Posted on 07 Apr 2010
Private analysis conducted by financial research Charlottesville, VA-based firm shows that the U.S. Treasury Department has made $10.5 billion, or an 8.5 percent return, on its bailout of financial firms.
The profit, according to the report, came from $118.3 billion in aid that has returned to Treasury from 49 firms that “fully exited” the government’s capital purchase program.
The Treasury said April 2 that its programs aimed at stabilizing the banking system “will earn a profit thanks to dividends, interest, early repayments and the sale of warrants.” Total investments of $245 billion last year, initially projected to cost $76 billion, are expected to be profitable, the department said a statement.
The SNL report said “proceeds from both TARP warrant repurchases and auctions have largely fueled the profitability of the programs. The redemptions of the preferred shares alone generally only provide the government a 5 percent return, which comes from the dividends.”
American Express Co. and Goldman Sachs Group Inc.’s warrant repurchases in July 2009 “helped create some of the largest annualized company returns at 23.3 percent and 20.0 percent,” according to the report’s authors, Andrew Schukman and Russ Yates.
The Treasury still expects to lose a total of $117 billion on TARP, which includes financing for the auto industry and American International Group Inc., according to the Financial Times.

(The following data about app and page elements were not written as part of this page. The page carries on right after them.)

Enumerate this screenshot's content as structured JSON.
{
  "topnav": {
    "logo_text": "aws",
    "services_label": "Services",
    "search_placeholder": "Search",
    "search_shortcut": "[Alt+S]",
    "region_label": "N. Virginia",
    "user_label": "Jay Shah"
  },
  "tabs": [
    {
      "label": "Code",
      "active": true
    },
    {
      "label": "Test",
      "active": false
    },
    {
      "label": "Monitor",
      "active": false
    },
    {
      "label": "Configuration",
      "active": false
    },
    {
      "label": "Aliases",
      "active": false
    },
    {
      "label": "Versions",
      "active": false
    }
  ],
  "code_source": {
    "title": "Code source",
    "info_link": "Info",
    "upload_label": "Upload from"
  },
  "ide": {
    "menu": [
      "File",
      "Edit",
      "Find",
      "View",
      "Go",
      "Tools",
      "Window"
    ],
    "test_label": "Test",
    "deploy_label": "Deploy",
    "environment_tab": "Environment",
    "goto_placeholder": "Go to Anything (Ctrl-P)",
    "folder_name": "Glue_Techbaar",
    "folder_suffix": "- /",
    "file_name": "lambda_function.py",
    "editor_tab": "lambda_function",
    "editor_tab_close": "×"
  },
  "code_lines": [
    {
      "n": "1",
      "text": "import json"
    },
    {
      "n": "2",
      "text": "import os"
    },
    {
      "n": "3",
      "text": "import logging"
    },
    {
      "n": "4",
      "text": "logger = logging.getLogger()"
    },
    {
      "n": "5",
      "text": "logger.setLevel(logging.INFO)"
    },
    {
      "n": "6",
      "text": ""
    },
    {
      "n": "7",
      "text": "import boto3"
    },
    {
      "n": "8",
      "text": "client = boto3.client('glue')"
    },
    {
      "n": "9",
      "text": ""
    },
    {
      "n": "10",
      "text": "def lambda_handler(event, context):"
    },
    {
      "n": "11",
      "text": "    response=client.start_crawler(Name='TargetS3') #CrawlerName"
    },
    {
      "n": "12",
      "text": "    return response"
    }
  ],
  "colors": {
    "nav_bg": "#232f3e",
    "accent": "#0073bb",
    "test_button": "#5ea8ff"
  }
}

Treasury spokeswoman Meg Reilly said “the outlook for the U.S. financial system has improved, taxpayers are being repaid, the expected cost of resolving the financial crisis has fallen dramatically, and Treasury is winding down many programs that were put in place to address the crisis.”